### EXERCISE DETAILS
Keep the lines exact and the pictures out as you repeat the following listing.

### ENTRIES SHOWN
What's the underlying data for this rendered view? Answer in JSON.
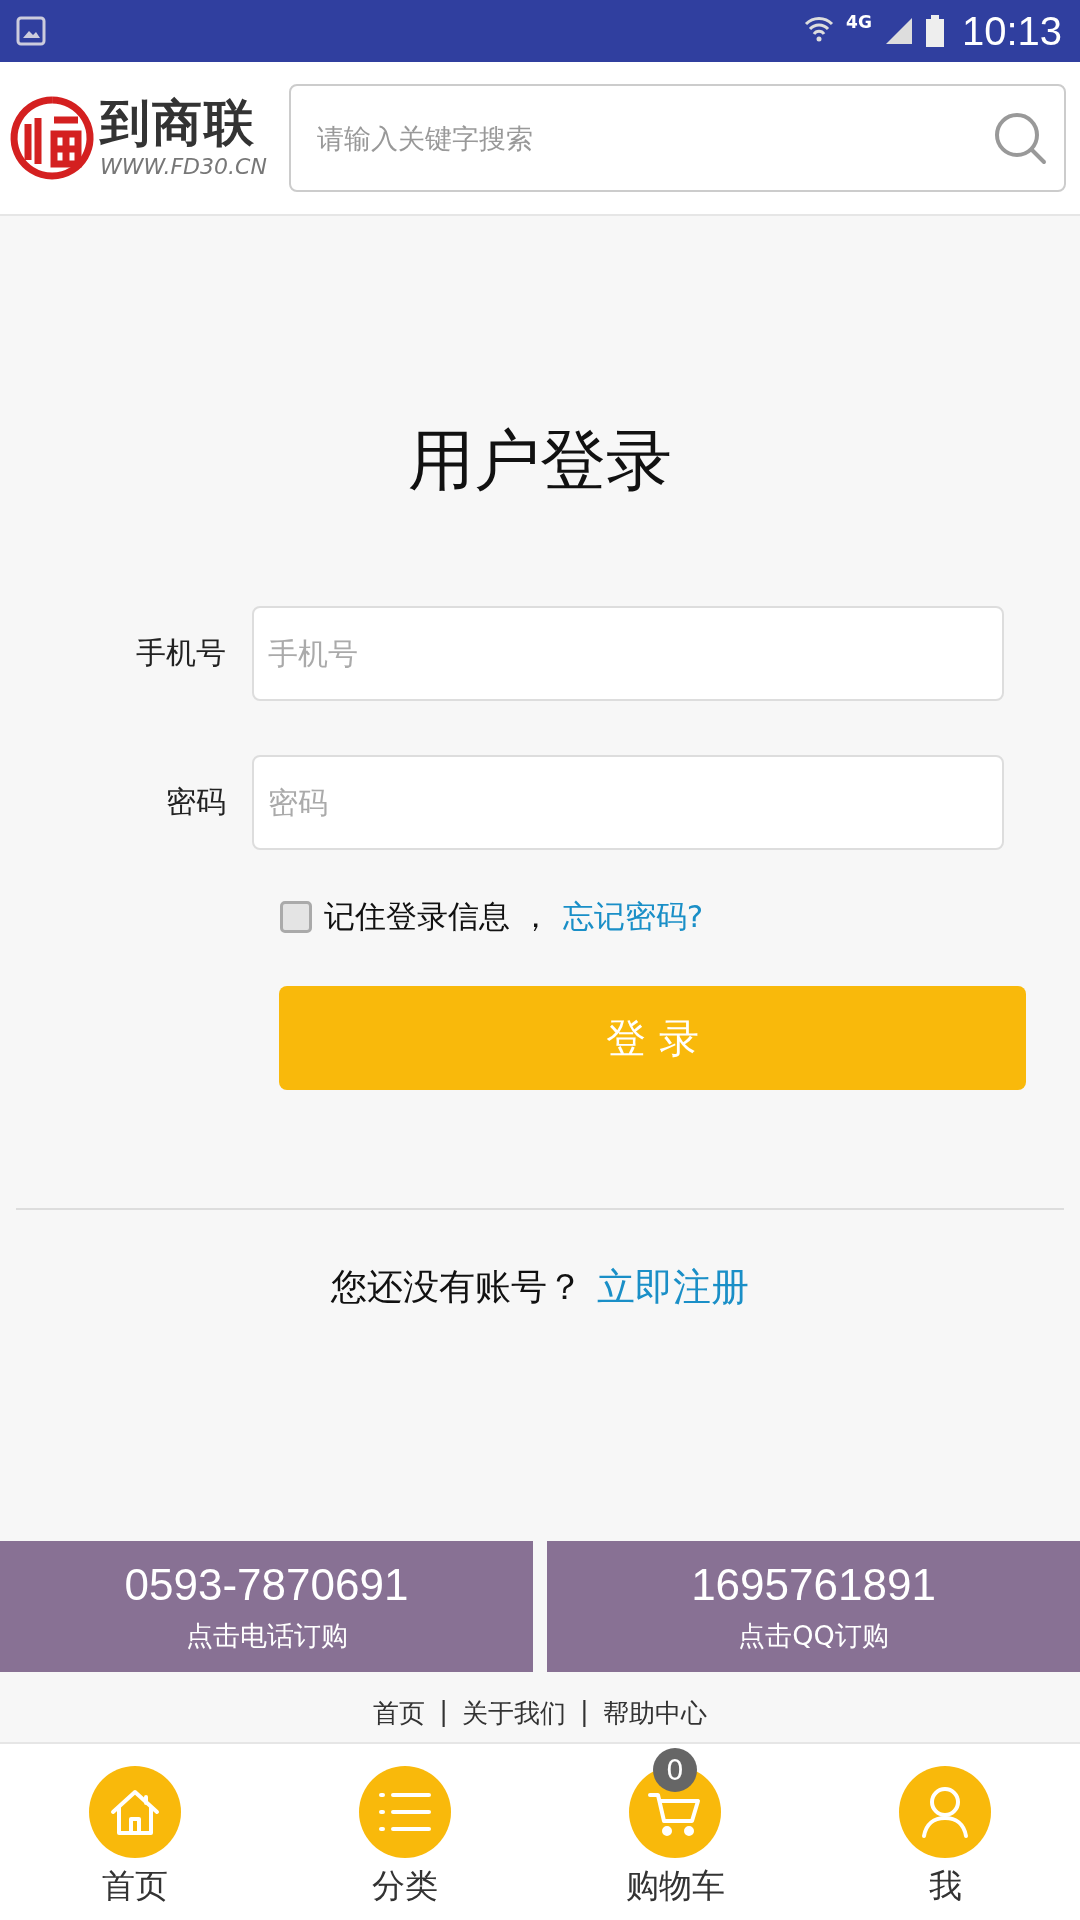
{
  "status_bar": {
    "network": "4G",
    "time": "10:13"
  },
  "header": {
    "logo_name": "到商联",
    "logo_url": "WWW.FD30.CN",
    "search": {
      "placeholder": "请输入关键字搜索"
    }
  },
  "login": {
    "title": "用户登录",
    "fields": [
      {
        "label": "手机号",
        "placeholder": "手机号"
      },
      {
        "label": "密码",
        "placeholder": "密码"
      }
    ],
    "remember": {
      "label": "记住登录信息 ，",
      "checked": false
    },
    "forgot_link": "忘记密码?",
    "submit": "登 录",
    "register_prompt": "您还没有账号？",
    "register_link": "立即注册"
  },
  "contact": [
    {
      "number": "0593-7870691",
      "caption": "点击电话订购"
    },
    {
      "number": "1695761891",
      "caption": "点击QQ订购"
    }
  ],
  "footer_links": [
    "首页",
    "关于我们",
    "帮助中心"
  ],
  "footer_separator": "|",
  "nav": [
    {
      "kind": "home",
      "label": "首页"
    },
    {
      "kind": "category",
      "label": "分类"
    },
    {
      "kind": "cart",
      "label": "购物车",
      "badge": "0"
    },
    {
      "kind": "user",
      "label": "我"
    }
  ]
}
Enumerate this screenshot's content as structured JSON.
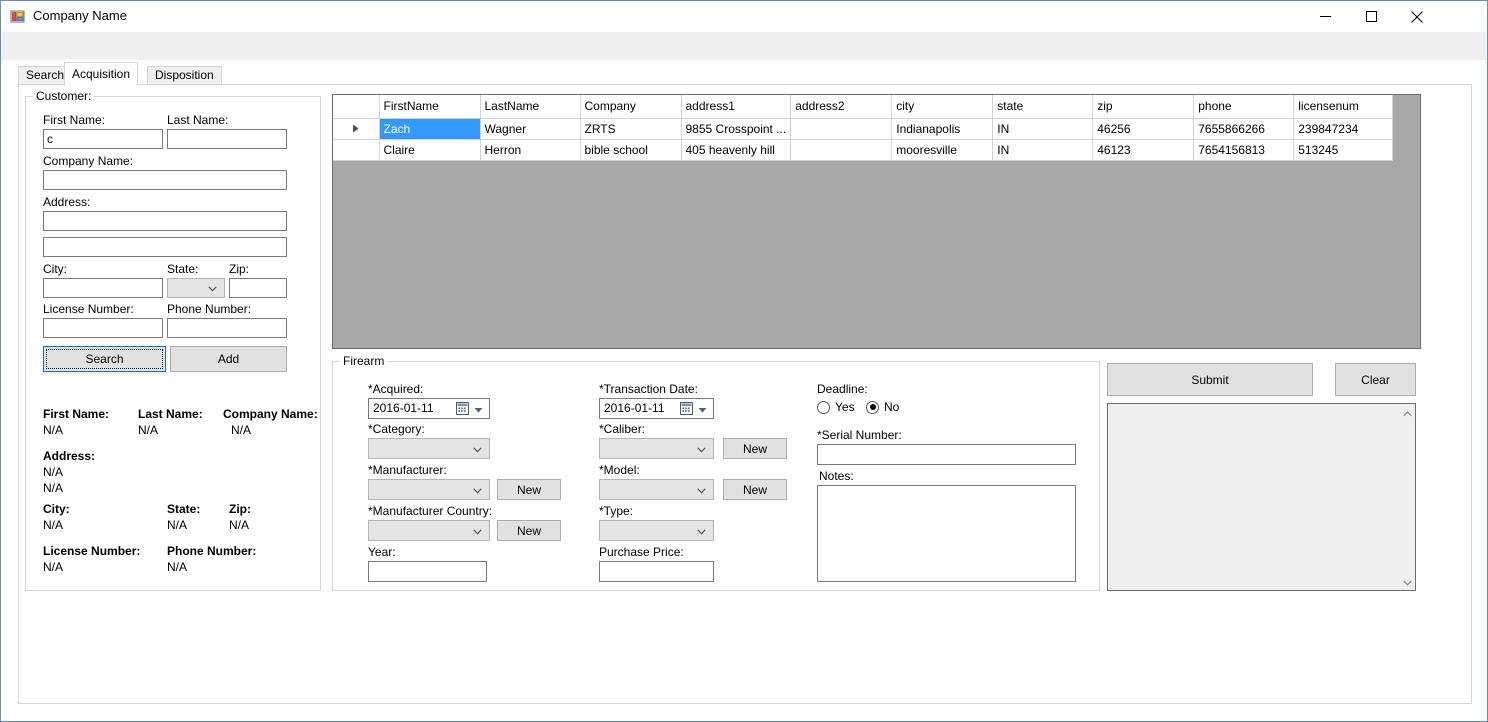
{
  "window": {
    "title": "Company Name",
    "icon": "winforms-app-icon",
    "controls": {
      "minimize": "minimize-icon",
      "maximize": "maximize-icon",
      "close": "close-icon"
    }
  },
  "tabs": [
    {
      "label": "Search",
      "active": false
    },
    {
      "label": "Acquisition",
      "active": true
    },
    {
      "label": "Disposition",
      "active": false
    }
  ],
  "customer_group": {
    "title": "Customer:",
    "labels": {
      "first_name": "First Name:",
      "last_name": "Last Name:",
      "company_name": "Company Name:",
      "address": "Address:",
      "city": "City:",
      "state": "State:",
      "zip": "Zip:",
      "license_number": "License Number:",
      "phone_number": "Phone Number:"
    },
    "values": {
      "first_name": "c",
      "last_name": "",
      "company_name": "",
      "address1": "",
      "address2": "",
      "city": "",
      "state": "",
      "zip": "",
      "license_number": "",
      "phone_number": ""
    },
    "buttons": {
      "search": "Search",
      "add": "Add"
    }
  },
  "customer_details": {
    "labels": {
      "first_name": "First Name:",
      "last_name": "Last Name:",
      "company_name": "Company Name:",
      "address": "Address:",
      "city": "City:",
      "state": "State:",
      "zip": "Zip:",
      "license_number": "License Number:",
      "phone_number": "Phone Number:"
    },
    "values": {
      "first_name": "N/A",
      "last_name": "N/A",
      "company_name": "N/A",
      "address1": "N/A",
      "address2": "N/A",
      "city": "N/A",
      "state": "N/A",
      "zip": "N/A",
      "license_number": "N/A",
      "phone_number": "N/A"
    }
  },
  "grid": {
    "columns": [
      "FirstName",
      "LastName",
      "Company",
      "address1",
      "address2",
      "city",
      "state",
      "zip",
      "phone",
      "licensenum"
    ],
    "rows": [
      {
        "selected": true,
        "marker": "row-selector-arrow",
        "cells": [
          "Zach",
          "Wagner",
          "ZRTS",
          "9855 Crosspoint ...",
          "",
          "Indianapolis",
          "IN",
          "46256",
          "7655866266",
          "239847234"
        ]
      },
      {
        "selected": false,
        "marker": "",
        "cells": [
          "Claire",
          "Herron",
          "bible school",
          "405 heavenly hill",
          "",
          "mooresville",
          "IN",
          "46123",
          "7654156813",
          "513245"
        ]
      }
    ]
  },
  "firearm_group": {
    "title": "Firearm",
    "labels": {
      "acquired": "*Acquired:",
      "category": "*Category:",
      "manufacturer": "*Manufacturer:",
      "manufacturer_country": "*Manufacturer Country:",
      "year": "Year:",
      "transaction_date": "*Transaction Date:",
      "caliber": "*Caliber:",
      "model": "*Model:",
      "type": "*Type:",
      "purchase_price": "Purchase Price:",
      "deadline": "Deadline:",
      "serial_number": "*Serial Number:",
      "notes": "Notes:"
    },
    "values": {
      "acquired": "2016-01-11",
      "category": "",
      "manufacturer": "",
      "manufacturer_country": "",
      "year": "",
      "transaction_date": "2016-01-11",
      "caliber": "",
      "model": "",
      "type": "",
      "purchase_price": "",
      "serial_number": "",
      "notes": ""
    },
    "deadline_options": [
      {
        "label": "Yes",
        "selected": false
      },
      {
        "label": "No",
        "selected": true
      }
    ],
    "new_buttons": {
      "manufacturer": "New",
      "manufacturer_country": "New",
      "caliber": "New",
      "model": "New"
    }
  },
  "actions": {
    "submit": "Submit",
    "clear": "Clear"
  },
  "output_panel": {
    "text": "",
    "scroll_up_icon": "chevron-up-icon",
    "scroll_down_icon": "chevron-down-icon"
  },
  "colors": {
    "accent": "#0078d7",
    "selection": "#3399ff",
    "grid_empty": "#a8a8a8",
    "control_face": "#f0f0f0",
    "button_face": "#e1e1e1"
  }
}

### SOLUTION TO THIS TASK
What's the underlying data for this rendered view? Answer in JSON.
{
  "status_bar": {
    "network": "4G",
    "time": "10:13"
  },
  "header": {
    "logo_name": "到商联",
    "logo_url": "WWW.FD30.CN",
    "search": {
      "placeholder": "请输入关键字搜索"
    }
  },
  "login": {
    "title": "用户登录",
    "fields": [
      {
        "label": "手机号",
        "placeholder": "手机号"
      },
      {
        "label": "密码",
        "placeholder": "密码"
      }
    ],
    "remember": {
      "label": "记住登录信息 ，",
      "checked": false
    },
    "forgot_link": "忘记密码?",
    "submit": "登 录",
    "register_prompt": "您还没有账号？",
    "register_link": "立即注册"
  },
  "contact": [
    {
      "number": "0593-7870691",
      "caption": "点击电话订购"
    },
    {
      "number": "1695761891",
      "caption": "点击QQ订购"
    }
  ],
  "footer_links": [
    "首页",
    "关于我们",
    "帮助中心"
  ],
  "footer_separator": "|",
  "nav": [
    {
      "kind": "home",
      "label": "首页"
    },
    {
      "kind": "category",
      "label": "分类"
    },
    {
      "kind": "cart",
      "label": "购物车",
      "badge": "0"
    },
    {
      "kind": "user",
      "label": "我"
    }
  ]
}
Enumerate this screenshot's content as structured JSON.
{
  "window": {
    "title": "Company Name",
    "icon": "winforms-app-icon",
    "controls": {
      "minimize": "minimize-icon",
      "maximize": "maximize-icon",
      "close": "close-icon"
    }
  },
  "tabs": [
    {
      "label": "Search",
      "active": false
    },
    {
      "label": "Acquisition",
      "active": true
    },
    {
      "label": "Disposition",
      "active": false
    }
  ],
  "customer_group": {
    "title": "Customer:",
    "labels": {
      "first_name": "First Name:",
      "last_name": "Last Name:",
      "company_name": "Company Name:",
      "address": "Address:",
      "city": "City:",
      "state": "State:",
      "zip": "Zip:",
      "license_number": "License Number:",
      "phone_number": "Phone Number:"
    },
    "values": {
      "first_name": "c",
      "last_name": "",
      "company_name": "",
      "address1": "",
      "address2": "",
      "city": "",
      "state": "",
      "zip": "",
      "license_number": "",
      "phone_number": ""
    },
    "buttons": {
      "search": "Search",
      "add": "Add"
    }
  },
  "customer_details": {
    "labels": {
      "first_name": "First Name:",
      "last_name": "Last Name:",
      "company_name": "Company Name:",
      "address": "Address:",
      "city": "City:",
      "state": "State:",
      "zip": "Zip:",
      "license_number": "License Number:",
      "phone_number": "Phone Number:"
    },
    "values": {
      "first_name": "N/A",
      "last_name": "N/A",
      "company_name": "N/A",
      "address1": "N/A",
      "address2": "N/A",
      "city": "N/A",
      "state": "N/A",
      "zip": "N/A",
      "license_number": "N/A",
      "phone_number": "N/A"
    }
  },
  "grid": {
    "columns": [
      "FirstName",
      "LastName",
      "Company",
      "address1",
      "address2",
      "city",
      "state",
      "zip",
      "phone",
      "licensenum"
    ],
    "rows": [
      {
        "selected": true,
        "marker": "row-selector-arrow",
        "cells": [
          "Zach",
          "Wagner",
          "ZRTS",
          "9855 Crosspoint ...",
          "",
          "Indianapolis",
          "IN",
          "46256",
          "7655866266",
          "239847234"
        ]
      },
      {
        "selected": false,
        "marker": "",
        "cells": [
          "Claire",
          "Herron",
          "bible school",
          "405 heavenly hill",
          "",
          "mooresville",
          "IN",
          "46123",
          "7654156813",
          "513245"
        ]
      }
    ]
  },
  "firearm_group": {
    "title": "Firearm",
    "labels": {
      "acquired": "*Acquired:",
      "category": "*Category:",
      "manufacturer": "*Manufacturer:",
      "manufacturer_country": "*Manufacturer Country:",
      "year": "Year:",
      "transaction_date": "*Transaction Date:",
      "caliber": "*Caliber:",
      "model": "*Model:",
      "type": "*Type:",
      "purchase_price": "Purchase Price:",
      "deadline": "Deadline:",
      "serial_number": "*Serial Number:",
      "notes": "Notes:"
    },
    "values": {
      "acquired": "2016-01-11",
      "category": "",
      "manufacturer": "",
      "manufacturer_country": "",
      "year": "",
      "transaction_date": "2016-01-11",
      "caliber": "",
      "model": "",
      "type": "",
      "purchase_price": "",
      "serial_number": "",
      "notes": ""
    },
    "deadline_options": [
      {
        "label": "Yes",
        "selected": false
      },
      {
        "label": "No",
        "selected": true
      }
    ],
    "new_buttons": {
      "manufacturer": "New",
      "manufacturer_country": "New",
      "caliber": "New",
      "model": "New"
    }
  },
  "actions": {
    "submit": "Submit",
    "clear": "Clear"
  },
  "output_panel": {
    "text": "",
    "scroll_up_icon": "chevron-up-icon",
    "scroll_down_icon": "chevron-down-icon"
  },
  "colors": {
    "accent": "#0078d7",
    "selection": "#3399ff",
    "grid_empty": "#a8a8a8",
    "control_face": "#f0f0f0",
    "button_face": "#e1e1e1"
  }
}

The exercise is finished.